The third step is my favorite: it’s actually slowing down while you eat. Not only will this allow your stomach time to send the “I’m full” signal to your brain, but you’ll end up eating less food overall. But more importantly, if you’re eating mindfully it’s a much more enjoyable experience. Many psychologists and nutritionists agree that the vast majority of eating disorders stem from stress and/or emotions. Americans turn to food for a sense of comfort rather than fuel. But you can have both, to be honest. While I primarily see it as fuel, I take comfort in food too. In fact, I relish just about every bite I eat—especially my peanut butter and honey on whole wheat sandwich. Without fail, I eat this every single day during the workweek for lunch. Not only is it inexpensive (about 85 cents per sandwich, I’ve calculated it), it’s filling and delicious. I usually begin my lunch by taking a few deep breaths and thinking about the sandwich, admiring the texture of the wheat bread, the aroma of the sandwich as a whole, and considering all that made the sandwich possible—from the sun that grew the wheat, the farmers who raised the peanuts, the beekeepers who procured the honey from the hives, to the delivery people who bring it to the store. This entire web of interconnectivity makes me deeply grateful for a simple sandwich and only enhances the experience when I take that first bite. A student caught me looking at my sandwich in this way one day before eating it and he asked me if I was saying grace. I responded with “sort of” and told him about mindful eating and since that time he said he’s been doing it too. Even something as simple as slowing down while we’re eating can make all the difference.
We live in a society that is always scurrying around looking for quick fixes, but the real remedy is to actually take our time. Slowing down is not only crucial for our eating habits, but our overall health as well.
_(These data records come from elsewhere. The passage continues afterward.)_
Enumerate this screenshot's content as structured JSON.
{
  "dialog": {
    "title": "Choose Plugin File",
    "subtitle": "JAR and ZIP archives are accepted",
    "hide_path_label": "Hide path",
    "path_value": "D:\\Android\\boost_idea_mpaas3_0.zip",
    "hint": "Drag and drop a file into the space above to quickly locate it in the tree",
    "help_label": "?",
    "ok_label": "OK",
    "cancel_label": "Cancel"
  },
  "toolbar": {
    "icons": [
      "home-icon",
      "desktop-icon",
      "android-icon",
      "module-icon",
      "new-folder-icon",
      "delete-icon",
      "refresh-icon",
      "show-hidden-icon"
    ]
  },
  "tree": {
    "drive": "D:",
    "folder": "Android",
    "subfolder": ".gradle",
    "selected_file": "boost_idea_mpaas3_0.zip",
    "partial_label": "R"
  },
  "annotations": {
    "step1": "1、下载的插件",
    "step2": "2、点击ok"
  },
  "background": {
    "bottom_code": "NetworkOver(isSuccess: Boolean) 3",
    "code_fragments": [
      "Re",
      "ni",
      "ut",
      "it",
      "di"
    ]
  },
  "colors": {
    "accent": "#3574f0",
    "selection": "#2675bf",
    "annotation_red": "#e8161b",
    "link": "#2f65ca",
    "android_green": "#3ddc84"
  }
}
Changing one’s diet should be a gradual process because healthy living is a long term goal, not something that can be found in a pill or a frozen Lean Cuisine entrée. Students, co-workers, friends, and family have seen my before and after photos (you can see them on the “Genesis” letter) and cannot believe how different I look. What I wish I could truly share, however, is how I feel physically. Once I gave up eating fast food and highly processed “food” completely, I noticed a tremendous difference in the way I felt. It’s hard to put into words what eating well can do for you, NIP, so I’ll leave you with the same challenge I give to anyone else—try it. Try to slow down for 30 days by eliminating those ingredients, preparing your own meals, and taking the time to appreciate your food while consuming it. The people who have gone on to actually change their diet for a month all told me how much better they felt. See for yourself—what else have you got to lose?
Here’s to your health, NIP!